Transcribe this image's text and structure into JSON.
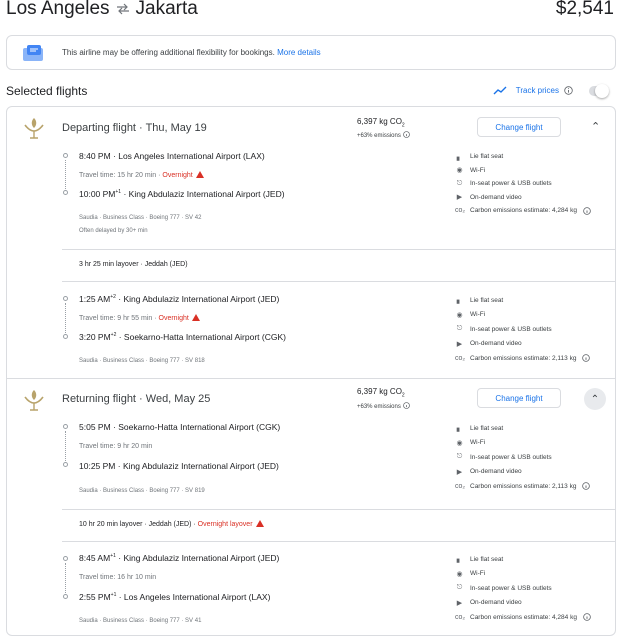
{
  "header": {
    "origin": "Los Angeles",
    "destination": "Jakarta",
    "swap_icon": "swap-arrows-icon",
    "price": "$2,541"
  },
  "notice": {
    "text": "This airline may be offering additional flexibility for bookings.",
    "link": "More details"
  },
  "selected": {
    "title": "Selected flights",
    "track_label": "Track prices"
  },
  "departing": {
    "title": "Departing flight · Thu, May 19",
    "co2_value": "6,397 kg CO",
    "co2_sub": "2",
    "co2_delta": "+63% emissions",
    "change_label": "Change flight",
    "legs": [
      {
        "dep_time": "8:40 PM",
        "dep_day": "",
        "dep_airport": "Los Angeles International Airport (LAX)",
        "travel": "Travel time: 15 hr 20 min",
        "overnight": "Overnight",
        "arr_time": "10:00 PM",
        "arr_day": "+1",
        "arr_airport": "King Abdulaziz International Airport (JED)",
        "meta": "Saudia · Business Class · Boeing 777 · SV 42",
        "delay": "Often delayed by 30+ min",
        "amenities": [
          "Lie flat seat",
          "Wi-Fi",
          "In-seat power & USB outlets",
          "On-demand video",
          "Carbon emissions estimate: 4,284 kg"
        ]
      },
      {
        "dep_time": "1:25 AM",
        "dep_day": "+2",
        "dep_airport": "King Abdulaziz International Airport (JED)",
        "travel": "Travel time: 9 hr 55 min",
        "overnight": "Overnight",
        "arr_time": "3:20 PM",
        "arr_day": "+2",
        "arr_airport": "Soekarno-Hatta International Airport (CGK)",
        "meta": "Saudia · Business Class · Boeing 777 · SV 818",
        "amenities": [
          "Lie flat seat",
          "Wi-Fi",
          "In-seat power & USB outlets",
          "On-demand video",
          "Carbon emissions estimate: 2,113 kg"
        ]
      }
    ],
    "layover": "3 hr 25 min layover · Jeddah (JED)"
  },
  "returning": {
    "title": "Returning flight · Wed, May 25",
    "co2_value": "6,397 kg CO",
    "co2_sub": "2",
    "co2_delta": "+63% emissions",
    "change_label": "Change flight",
    "legs": [
      {
        "dep_time": "5:05 PM",
        "dep_day": "",
        "dep_airport": "Soekarno-Hatta International Airport (CGK)",
        "travel": "Travel time: 9 hr 20 min",
        "arr_time": "10:25 PM",
        "arr_day": "",
        "arr_airport": "King Abdulaziz International Airport (JED)",
        "meta": "Saudia · Business Class · Boeing 777 · SV 819",
        "amenities": [
          "Lie flat seat",
          "Wi-Fi",
          "In-seat power & USB outlets",
          "On-demand video",
          "Carbon emissions estimate: 2,113 kg"
        ]
      },
      {
        "dep_time": "8:45 AM",
        "dep_day": "+1",
        "dep_airport": "King Abdulaziz International Airport (JED)",
        "travel": "Travel time: 16 hr 10 min",
        "arr_time": "2:55 PM",
        "arr_day": "+1",
        "arr_airport": "Los Angeles International Airport (LAX)",
        "meta": "Saudia · Business Class · Boeing 777 · SV 41",
        "amenities": [
          "Lie flat seat",
          "Wi-Fi",
          "In-seat power & USB outlets",
          "On-demand video",
          "Carbon emissions estimate: 4,284 kg"
        ]
      }
    ],
    "layover": "10 hr 20 min layover · Jeddah (JED)",
    "layover_overnight": "Overnight layover"
  },
  "colors": {
    "accent": "#1a73e8",
    "warning": "#d93025",
    "border": "#dadce0",
    "airline_gold": "#b8a36b"
  }
}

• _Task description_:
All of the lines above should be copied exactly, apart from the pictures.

• _Answer to the problem_:
Transcribe this image's text and structure into JSON.
{
  "header": {
    "origin": "Los Angeles",
    "destination": "Jakarta",
    "swap_icon": "swap-arrows-icon",
    "price": "$2,541"
  },
  "notice": {
    "text": "This airline may be offering additional flexibility for bookings.",
    "link": "More details"
  },
  "selected": {
    "title": "Selected flights",
    "track_label": "Track prices"
  },
  "departing": {
    "title": "Departing flight · Thu, May 19",
    "co2_value": "6,397 kg CO",
    "co2_sub": "2",
    "co2_delta": "+63% emissions",
    "change_label": "Change flight",
    "legs": [
      {
        "dep_time": "8:40 PM",
        "dep_day": "",
        "dep_airport": "Los Angeles International Airport (LAX)",
        "travel": "Travel time: 15 hr 20 min",
        "overnight": "Overnight",
        "arr_time": "10:00 PM",
        "arr_day": "+1",
        "arr_airport": "King Abdulaziz International Airport (JED)",
        "meta": "Saudia · Business Class · Boeing 777 · SV 42",
        "delay": "Often delayed by 30+ min",
        "amenities": [
          "Lie flat seat",
          "Wi-Fi",
          "In-seat power & USB outlets",
          "On-demand video",
          "Carbon emissions estimate: 4,284 kg"
        ]
      },
      {
        "dep_time": "1:25 AM",
        "dep_day": "+2",
        "dep_airport": "King Abdulaziz International Airport (JED)",
        "travel": "Travel time: 9 hr 55 min",
        "overnight": "Overnight",
        "arr_time": "3:20 PM",
        "arr_day": "+2",
        "arr_airport": "Soekarno-Hatta International Airport (CGK)",
        "meta": "Saudia · Business Class · Boeing 777 · SV 818",
        "amenities": [
          "Lie flat seat",
          "Wi-Fi",
          "In-seat power & USB outlets",
          "On-demand video",
          "Carbon emissions estimate: 2,113 kg"
        ]
      }
    ],
    "layover": "3 hr 25 min layover · Jeddah (JED)"
  },
  "returning": {
    "title": "Returning flight · Wed, May 25",
    "co2_value": "6,397 kg CO",
    "co2_sub": "2",
    "co2_delta": "+63% emissions",
    "change_label": "Change flight",
    "legs": [
      {
        "dep_time": "5:05 PM",
        "dep_day": "",
        "dep_airport": "Soekarno-Hatta International Airport (CGK)",
        "travel": "Travel time: 9 hr 20 min",
        "arr_time": "10:25 PM",
        "arr_day": "",
        "arr_airport": "King Abdulaziz International Airport (JED)",
        "meta": "Saudia · Business Class · Boeing 777 · SV 819",
        "amenities": [
          "Lie flat seat",
          "Wi-Fi",
          "In-seat power & USB outlets",
          "On-demand video",
          "Carbon emissions estimate: 2,113 kg"
        ]
      },
      {
        "dep_time": "8:45 AM",
        "dep_day": "+1",
        "dep_airport": "King Abdulaziz International Airport (JED)",
        "travel": "Travel time: 16 hr 10 min",
        "arr_time": "2:55 PM",
        "arr_day": "+1",
        "arr_airport": "Los Angeles International Airport (LAX)",
        "meta": "Saudia · Business Class · Boeing 777 · SV 41",
        "amenities": [
          "Lie flat seat",
          "Wi-Fi",
          "In-seat power & USB outlets",
          "On-demand video",
          "Carbon emissions estimate: 4,284 kg"
        ]
      }
    ],
    "layover": "10 hr 20 min layover · Jeddah (JED)",
    "layover_overnight": "Overnight layover"
  },
  "colors": {
    "accent": "#1a73e8",
    "warning": "#d93025",
    "border": "#dadce0",
    "airline_gold": "#b8a36b"
  }
}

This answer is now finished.